What you will do: Every line in the records below that holds "screenshot" must be identified and copied.

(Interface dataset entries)

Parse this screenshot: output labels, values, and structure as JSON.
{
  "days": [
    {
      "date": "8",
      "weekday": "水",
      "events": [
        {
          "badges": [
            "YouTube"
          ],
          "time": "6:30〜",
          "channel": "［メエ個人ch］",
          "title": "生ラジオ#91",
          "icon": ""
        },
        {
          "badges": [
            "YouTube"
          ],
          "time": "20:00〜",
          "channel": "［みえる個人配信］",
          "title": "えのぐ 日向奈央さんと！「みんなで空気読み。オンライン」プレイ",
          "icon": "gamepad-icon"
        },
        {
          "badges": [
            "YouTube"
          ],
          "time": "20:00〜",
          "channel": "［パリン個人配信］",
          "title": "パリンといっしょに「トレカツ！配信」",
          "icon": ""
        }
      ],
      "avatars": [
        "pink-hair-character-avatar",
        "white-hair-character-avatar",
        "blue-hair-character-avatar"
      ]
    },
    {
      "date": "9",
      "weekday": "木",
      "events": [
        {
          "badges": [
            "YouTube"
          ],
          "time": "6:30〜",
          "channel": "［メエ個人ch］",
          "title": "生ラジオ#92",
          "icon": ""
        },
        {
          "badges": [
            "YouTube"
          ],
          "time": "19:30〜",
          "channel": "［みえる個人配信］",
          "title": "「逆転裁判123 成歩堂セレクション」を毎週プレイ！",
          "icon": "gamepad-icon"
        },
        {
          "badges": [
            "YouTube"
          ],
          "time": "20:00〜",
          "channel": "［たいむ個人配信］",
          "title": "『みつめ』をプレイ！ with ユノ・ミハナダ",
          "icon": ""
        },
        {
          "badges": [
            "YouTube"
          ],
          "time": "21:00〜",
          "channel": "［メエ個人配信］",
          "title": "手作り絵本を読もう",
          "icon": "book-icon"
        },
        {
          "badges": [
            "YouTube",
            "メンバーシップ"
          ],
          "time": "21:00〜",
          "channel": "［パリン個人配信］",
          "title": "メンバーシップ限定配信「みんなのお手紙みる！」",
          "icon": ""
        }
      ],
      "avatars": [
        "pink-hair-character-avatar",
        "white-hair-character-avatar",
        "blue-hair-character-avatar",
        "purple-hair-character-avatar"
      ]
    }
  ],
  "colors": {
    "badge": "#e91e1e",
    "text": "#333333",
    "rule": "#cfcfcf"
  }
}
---
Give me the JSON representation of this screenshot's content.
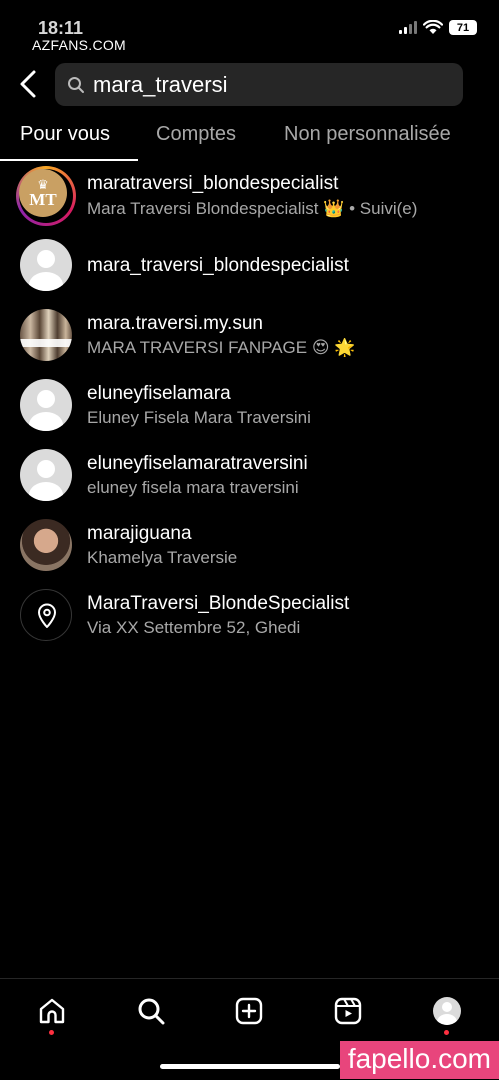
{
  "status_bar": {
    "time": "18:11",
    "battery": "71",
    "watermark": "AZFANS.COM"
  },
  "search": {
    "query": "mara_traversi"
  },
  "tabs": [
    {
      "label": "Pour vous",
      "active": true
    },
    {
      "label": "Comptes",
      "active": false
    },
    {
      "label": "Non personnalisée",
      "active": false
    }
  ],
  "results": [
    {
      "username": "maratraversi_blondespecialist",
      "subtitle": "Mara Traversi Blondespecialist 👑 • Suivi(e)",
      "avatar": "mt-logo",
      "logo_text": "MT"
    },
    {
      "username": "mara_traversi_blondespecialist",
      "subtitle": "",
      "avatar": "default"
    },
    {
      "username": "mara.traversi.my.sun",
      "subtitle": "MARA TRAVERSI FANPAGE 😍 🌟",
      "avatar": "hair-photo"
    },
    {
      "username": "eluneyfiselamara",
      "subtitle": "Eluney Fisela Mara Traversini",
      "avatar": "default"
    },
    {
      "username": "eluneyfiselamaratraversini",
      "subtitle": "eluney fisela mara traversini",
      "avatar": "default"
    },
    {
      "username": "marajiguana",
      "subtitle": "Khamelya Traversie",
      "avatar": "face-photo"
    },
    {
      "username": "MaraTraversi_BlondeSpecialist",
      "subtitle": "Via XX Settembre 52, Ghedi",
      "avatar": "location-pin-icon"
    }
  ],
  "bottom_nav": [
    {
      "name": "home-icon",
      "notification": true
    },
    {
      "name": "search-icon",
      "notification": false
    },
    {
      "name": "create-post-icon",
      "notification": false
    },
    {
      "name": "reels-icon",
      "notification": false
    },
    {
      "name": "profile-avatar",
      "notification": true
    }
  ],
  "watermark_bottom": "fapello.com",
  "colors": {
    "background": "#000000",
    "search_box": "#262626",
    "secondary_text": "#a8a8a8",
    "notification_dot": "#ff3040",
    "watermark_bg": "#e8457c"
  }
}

Exercise solution:
Parse this screenshot: output labels, values, and structure as JSON.
Give me the JSON representation of this screenshot's content.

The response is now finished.